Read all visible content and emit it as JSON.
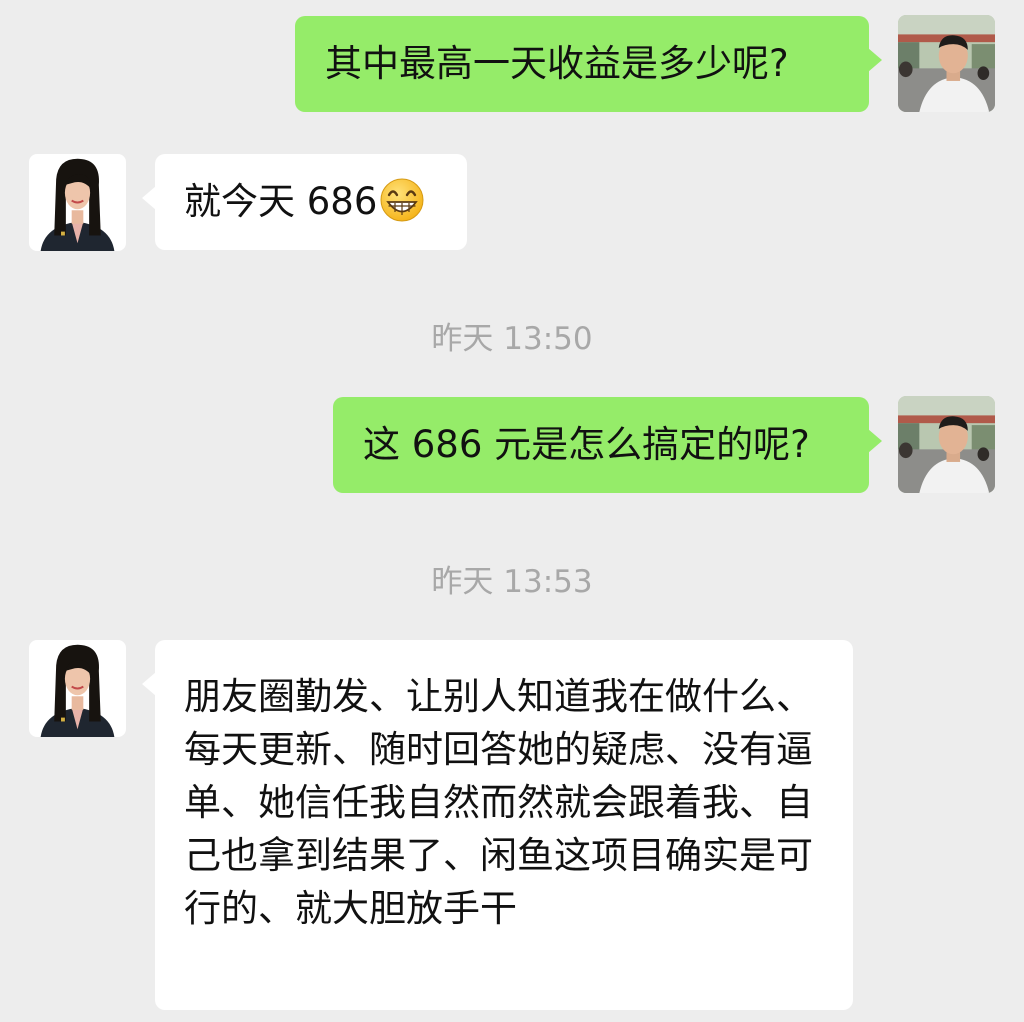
{
  "messages": [
    {
      "sender": "me",
      "text": "其中最高一天收益是多少呢?"
    },
    {
      "sender": "them",
      "text": "就今天 686",
      "emoji": "grinning-face-emoji"
    },
    {
      "timestamp": "昨天 13:50"
    },
    {
      "sender": "me",
      "text": "这 686 元是怎么搞定的呢?"
    },
    {
      "timestamp": "昨天 13:53"
    },
    {
      "sender": "them",
      "text": "朋友圈勤发、让别人知道我在做什么、每天更新、随时回答她的疑虑、没有逼单、她信任我自然而然就会跟着我、自己也拿到结果了、闲鱼这项目确实是可行的、就大胆放手干"
    }
  ],
  "colors": {
    "background": "#ededed",
    "my_bubble": "#95ec69",
    "their_bubble": "#ffffff",
    "timestamp_text": "#a8a8a8"
  },
  "icons": {
    "my_avatar": "man-avatar-photo",
    "their_avatar": "woman-avatar-photo"
  }
}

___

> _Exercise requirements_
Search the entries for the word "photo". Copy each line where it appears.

> _Result below_
    "my_avatar": "man-avatar-photo",
    "their_avatar": "woman-avatar-photo"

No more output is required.